The FDA is taking issue with “the continued uncontrolled use of ‘trial’ injections,” which the agency seeks more clarity on, and which were cited as an issue in warning letters at two other Wockhardt facilities, as well as a recent warning letter for Sun Pharma.
“The procedure does not specify what type of injection should be made as a trial such as whether a standard or sample is to be used for the trial injection. This procedure states that these injections are for informational purposes only. However it does not specify what information the trial injections are to be used to obtain,” the FDA says.
In addition, laboratory records do not include a complete record of all data secured in the course of each test, the agency says, and specifically points out sample injections that were made but where chromatogram data cannot be traced to a documented sample solution prep.
Computer Controls, Sanitary Conditions
The FDA also notes the problem of appropriate computer controls as changes in master production and control records can be made by employees other than authorized personnel.
And the site was notified of not having sanitary conditions. Specifically, the FDA found in its inspections -- which spanned two months from January to March -- that cleaning procedures do not cover all of the areas of the facility.
GMP training was another issue cited by the FDA, which reviewed documents for five employees and found that two did not have documented training in cGMPs (current good manufacturing practices).

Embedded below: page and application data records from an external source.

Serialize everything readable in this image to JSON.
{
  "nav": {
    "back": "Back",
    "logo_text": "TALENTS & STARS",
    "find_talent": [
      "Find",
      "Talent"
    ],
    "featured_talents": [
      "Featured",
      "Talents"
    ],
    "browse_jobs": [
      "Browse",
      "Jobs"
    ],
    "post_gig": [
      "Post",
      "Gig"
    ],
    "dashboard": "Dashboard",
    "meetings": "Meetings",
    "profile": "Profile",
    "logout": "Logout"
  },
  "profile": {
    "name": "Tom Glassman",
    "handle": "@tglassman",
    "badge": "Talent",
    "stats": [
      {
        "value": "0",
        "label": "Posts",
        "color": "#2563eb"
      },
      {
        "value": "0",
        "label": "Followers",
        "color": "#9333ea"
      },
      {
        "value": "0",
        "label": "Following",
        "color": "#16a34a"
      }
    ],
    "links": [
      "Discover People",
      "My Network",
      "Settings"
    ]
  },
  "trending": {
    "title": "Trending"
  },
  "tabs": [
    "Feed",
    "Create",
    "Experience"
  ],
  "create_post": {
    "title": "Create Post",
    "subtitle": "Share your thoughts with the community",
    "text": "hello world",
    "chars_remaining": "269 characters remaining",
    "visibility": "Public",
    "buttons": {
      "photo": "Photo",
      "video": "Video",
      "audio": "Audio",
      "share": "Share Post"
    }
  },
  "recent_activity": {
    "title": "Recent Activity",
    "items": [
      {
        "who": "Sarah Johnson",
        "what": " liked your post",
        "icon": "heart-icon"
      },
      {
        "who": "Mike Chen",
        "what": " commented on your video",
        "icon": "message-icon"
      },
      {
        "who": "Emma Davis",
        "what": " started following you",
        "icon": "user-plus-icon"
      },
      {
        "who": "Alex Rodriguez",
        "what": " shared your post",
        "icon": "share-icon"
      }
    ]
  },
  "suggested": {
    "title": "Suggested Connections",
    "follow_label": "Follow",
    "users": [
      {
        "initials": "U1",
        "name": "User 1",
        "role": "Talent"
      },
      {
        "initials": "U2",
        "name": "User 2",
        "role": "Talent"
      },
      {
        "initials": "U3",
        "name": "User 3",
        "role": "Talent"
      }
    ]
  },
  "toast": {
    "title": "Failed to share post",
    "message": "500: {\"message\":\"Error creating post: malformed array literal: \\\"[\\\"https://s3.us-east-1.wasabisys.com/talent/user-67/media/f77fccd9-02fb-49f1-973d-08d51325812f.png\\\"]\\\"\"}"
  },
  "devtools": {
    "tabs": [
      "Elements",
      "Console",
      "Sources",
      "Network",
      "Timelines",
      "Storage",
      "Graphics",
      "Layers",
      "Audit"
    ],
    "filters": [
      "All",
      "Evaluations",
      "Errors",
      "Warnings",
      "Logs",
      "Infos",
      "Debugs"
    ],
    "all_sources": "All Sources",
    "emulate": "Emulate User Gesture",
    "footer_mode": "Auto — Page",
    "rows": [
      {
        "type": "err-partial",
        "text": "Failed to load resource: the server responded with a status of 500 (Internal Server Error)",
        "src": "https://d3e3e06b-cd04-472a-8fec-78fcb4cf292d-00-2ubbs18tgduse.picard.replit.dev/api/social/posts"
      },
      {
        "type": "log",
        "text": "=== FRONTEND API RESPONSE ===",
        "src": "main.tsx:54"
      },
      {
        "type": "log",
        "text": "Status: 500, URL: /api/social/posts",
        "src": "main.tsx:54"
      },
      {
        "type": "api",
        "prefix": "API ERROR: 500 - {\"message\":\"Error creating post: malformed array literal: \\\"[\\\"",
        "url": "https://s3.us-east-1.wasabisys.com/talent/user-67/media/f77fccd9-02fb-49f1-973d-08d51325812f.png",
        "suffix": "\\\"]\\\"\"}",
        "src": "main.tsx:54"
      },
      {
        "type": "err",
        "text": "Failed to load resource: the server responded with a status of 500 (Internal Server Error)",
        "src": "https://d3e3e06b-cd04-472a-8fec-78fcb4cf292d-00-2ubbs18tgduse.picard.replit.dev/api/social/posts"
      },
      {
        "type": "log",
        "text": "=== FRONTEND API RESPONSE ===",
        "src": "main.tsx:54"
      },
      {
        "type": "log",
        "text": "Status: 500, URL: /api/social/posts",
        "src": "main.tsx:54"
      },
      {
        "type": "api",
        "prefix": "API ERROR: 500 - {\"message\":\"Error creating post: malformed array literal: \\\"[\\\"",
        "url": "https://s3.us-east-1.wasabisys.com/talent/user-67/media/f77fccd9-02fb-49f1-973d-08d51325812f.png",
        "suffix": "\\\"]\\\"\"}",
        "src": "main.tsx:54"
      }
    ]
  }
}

The 125,000 square-foot facility operated by Morton Grove was acquired back in 2007 to expand Wockhardt’s product line in the US and has been open since 1995.
The Form 483 is the latest in a string of issues cited by foreign regulators. Two of the company’s Indian facilities were hit with import alerts last year due to non-compliance.
And the UK’s Medicines and Healthcare Products Regulatory Agency (MHRA) withdrew Wockhardt’s GMP certificate at two facilities.